In his new memoir, “You Look So Much Better in Person,” weather anchor and author Al Roker looks back at some of his favorite moments and lessons learned in his life and career, from his first weather forecasting gig as a college student to his current job at “Today.”
On a recent episode of Milk Street Radio, Roker spoke with Christopher Kimball about the book, his favorite types of sandwiches, learning how to drive with his dad and the perks of being number two. Get an extended look at their conversation from the excerpts below, then listen to the full interview here on our website or via Apple Podcasts.
Most of the people who say “Oh, I’m having barbecue” aren’t really barbecuing.

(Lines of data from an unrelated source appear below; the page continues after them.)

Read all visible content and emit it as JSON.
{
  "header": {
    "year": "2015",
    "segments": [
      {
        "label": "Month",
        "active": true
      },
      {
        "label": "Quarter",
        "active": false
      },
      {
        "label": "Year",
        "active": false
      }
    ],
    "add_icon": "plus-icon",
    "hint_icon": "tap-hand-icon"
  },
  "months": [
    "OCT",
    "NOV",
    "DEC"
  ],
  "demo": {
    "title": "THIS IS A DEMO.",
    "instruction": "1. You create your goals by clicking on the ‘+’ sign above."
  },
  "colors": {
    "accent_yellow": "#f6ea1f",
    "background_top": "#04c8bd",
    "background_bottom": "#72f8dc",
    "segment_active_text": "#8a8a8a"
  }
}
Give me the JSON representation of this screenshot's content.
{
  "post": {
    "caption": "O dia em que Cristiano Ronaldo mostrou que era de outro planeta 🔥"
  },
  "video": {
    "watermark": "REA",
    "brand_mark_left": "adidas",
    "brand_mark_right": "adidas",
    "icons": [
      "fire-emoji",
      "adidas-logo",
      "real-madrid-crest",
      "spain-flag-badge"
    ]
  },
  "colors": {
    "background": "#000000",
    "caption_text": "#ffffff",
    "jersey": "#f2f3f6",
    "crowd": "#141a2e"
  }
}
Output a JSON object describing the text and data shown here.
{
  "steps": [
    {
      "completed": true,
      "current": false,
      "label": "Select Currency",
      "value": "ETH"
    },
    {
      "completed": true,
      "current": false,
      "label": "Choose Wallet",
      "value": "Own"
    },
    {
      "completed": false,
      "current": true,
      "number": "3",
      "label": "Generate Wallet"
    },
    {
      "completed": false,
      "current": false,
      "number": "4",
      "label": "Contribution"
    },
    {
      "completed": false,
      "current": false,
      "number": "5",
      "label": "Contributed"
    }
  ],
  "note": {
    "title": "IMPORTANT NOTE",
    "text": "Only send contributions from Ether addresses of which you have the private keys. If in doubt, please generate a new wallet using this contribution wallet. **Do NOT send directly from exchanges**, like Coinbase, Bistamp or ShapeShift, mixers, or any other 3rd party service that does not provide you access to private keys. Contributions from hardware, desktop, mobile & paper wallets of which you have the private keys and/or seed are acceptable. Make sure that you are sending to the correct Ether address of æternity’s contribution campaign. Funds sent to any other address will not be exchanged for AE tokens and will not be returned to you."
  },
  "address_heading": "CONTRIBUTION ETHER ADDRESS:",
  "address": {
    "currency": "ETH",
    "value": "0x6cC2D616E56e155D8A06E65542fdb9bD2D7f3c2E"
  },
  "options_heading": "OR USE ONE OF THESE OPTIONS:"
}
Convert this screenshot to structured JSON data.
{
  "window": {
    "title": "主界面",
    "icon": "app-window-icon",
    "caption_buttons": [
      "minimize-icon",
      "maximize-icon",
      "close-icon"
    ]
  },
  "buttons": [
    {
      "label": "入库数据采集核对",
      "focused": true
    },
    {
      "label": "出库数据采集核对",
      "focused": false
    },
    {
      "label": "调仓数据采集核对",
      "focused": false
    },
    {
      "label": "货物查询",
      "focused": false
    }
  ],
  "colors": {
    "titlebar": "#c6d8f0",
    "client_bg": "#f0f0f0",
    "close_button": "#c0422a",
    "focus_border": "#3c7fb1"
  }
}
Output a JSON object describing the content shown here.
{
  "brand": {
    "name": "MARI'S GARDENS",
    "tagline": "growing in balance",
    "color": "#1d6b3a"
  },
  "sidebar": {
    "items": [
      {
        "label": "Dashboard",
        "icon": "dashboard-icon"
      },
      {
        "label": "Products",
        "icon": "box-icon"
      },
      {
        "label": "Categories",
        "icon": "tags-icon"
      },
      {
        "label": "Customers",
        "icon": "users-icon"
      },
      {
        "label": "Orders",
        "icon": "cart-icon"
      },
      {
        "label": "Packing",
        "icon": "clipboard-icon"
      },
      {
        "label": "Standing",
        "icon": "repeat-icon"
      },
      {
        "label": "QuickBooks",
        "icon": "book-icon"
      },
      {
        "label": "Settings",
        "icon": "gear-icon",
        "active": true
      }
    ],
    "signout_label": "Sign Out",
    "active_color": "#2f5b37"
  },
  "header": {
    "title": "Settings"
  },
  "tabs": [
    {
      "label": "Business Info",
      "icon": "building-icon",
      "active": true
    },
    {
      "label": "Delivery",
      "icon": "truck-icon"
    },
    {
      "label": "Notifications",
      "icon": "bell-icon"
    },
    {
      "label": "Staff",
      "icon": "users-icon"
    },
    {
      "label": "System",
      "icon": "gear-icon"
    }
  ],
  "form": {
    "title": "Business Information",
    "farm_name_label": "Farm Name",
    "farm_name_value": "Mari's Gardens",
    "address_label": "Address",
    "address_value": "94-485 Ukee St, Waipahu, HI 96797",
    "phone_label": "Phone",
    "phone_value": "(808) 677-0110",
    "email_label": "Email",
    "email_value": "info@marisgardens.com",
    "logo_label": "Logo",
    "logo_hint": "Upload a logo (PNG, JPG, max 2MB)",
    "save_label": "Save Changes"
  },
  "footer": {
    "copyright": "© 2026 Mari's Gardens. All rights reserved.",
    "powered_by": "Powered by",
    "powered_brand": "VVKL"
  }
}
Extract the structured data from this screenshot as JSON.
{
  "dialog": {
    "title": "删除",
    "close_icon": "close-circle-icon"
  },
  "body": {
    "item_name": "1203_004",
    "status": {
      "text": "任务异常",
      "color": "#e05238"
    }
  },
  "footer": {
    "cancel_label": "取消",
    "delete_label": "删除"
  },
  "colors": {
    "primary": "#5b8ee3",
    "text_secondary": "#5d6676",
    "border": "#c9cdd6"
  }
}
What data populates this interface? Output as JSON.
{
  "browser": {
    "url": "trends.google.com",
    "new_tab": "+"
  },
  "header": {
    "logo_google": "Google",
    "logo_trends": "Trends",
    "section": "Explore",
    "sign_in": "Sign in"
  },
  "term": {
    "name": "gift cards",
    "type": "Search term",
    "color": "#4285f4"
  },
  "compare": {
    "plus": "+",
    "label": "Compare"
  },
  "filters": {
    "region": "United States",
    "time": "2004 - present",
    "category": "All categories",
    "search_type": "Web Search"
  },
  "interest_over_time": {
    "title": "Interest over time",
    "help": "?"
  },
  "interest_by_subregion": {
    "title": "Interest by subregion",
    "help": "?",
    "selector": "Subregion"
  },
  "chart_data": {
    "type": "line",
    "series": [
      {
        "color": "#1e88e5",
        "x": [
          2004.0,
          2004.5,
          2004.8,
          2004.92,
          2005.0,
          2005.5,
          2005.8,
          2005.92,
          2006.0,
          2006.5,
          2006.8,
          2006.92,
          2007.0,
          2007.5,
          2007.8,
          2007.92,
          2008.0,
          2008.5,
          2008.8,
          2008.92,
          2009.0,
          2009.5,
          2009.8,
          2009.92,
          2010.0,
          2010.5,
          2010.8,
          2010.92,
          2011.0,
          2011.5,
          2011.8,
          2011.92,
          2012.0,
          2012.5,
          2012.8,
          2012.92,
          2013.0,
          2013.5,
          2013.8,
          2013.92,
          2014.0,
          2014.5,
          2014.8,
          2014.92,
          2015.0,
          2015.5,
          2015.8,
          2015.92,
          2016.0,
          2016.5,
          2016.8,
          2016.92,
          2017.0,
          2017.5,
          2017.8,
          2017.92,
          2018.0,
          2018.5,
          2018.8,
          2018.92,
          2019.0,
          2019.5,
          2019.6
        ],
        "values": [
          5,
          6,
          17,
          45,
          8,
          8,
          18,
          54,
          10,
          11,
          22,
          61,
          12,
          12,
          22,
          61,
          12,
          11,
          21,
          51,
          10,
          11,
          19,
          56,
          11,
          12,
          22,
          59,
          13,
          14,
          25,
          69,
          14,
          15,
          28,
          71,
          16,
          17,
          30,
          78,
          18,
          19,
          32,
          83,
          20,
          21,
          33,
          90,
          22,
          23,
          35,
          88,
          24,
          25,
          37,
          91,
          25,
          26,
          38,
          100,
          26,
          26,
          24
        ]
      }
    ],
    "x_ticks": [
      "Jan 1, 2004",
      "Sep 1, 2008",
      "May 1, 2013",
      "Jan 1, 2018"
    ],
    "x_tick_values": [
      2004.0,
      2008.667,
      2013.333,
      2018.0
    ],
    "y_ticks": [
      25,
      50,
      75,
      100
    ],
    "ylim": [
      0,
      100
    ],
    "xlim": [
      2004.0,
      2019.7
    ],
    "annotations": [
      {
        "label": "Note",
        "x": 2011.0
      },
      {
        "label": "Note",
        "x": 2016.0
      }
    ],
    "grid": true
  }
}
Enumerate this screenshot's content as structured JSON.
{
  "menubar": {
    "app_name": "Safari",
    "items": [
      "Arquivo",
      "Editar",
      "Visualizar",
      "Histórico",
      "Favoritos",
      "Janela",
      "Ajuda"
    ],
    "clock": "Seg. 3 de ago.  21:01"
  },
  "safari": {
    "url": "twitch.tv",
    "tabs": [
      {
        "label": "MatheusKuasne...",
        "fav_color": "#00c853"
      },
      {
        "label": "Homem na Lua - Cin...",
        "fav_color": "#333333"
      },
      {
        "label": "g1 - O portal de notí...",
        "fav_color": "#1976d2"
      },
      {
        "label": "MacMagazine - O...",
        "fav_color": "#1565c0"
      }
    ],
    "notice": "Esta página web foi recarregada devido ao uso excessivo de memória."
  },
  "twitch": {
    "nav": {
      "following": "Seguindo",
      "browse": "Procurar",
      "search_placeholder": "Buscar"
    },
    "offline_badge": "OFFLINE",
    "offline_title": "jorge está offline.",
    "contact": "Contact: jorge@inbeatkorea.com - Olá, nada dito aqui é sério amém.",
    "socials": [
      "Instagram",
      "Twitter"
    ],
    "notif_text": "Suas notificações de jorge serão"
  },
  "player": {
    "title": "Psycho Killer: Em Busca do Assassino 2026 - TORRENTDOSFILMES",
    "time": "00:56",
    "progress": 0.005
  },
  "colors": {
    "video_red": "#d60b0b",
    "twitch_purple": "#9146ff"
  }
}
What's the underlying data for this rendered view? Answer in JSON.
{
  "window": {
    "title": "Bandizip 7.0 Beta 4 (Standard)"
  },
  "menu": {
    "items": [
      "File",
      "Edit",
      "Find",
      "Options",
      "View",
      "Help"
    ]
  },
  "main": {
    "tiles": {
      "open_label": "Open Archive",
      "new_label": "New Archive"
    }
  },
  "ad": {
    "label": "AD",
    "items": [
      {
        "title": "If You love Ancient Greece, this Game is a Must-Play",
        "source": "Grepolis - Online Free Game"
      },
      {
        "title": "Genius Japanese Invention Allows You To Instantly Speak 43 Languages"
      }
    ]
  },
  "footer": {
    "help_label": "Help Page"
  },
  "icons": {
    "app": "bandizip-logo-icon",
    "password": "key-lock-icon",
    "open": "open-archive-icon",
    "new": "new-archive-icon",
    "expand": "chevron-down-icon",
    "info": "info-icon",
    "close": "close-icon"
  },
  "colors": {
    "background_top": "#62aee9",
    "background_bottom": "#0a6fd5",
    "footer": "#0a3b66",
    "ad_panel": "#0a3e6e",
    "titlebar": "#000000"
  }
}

Not to be a snob, but what I do like about true barbecue is that you can’t rush. It’s at minimum a several hour event. Everybody likes barbecue. It evokes summertime.
On learning to drive with his dad
I had been taking driver’s ed and we were literally going for the road test here in New York City, in Queens by this giant cemetery, ironically. He said, “I don’t really think you’re that good at your broken U turn. Let me see you do one.” I got halfway through the turn and instead of stepping on the brake, I stepped on the gas. My dad very quietly just said, “Brake, brake, brake.” We went over the curb and through our neighbor’s prized Rhododendron bush. I finally snapped out of it and stepped on the brake. We left a note and then I went and took my driver’s test—and by the way passed—and then afterwards patched up the lawn and bought and planted a new bush.
On his favorite sandwich
Everyone’s got one. I don’t care how high and mighty you are, everybody likes a sandwich. Two of my guilty pleasures are sandwiches. A grilled cheese on white bread and a peanut butter and jelly sandwich. Not that artisanal peanut butter. We’re talking Skippy or Jif, some Smucker’s strawberry jam and I’m good.
On visiting Senegal to learn about his ancestry
I saw a lot of people who look like my dad and my grandmother. I saw a population of people that talked a lot of smack and loved a good laugh. These are all things I saw in my father’s family. I can’t even describe the feeling, standing in the region that my ancestors came from. There’s a tree that’s like 900 years old. It’s the communal meeting place of that village. It really touches you.
On the perks of being number two
I interviewed Ed McMahon a number of times, he was the sidekick to the king of late night, Johnny Carson. You can always make a living being the second banana and in fact, in some ways it’s easier because you don’t have to carry the burden. You can still be yourself. You can still do terrific work. I think so many people get caught up in being number one. You can still do wonderful things, in some ways, you can do more things because you don’t have people watching your every move.
Quotes have been edited for clarity.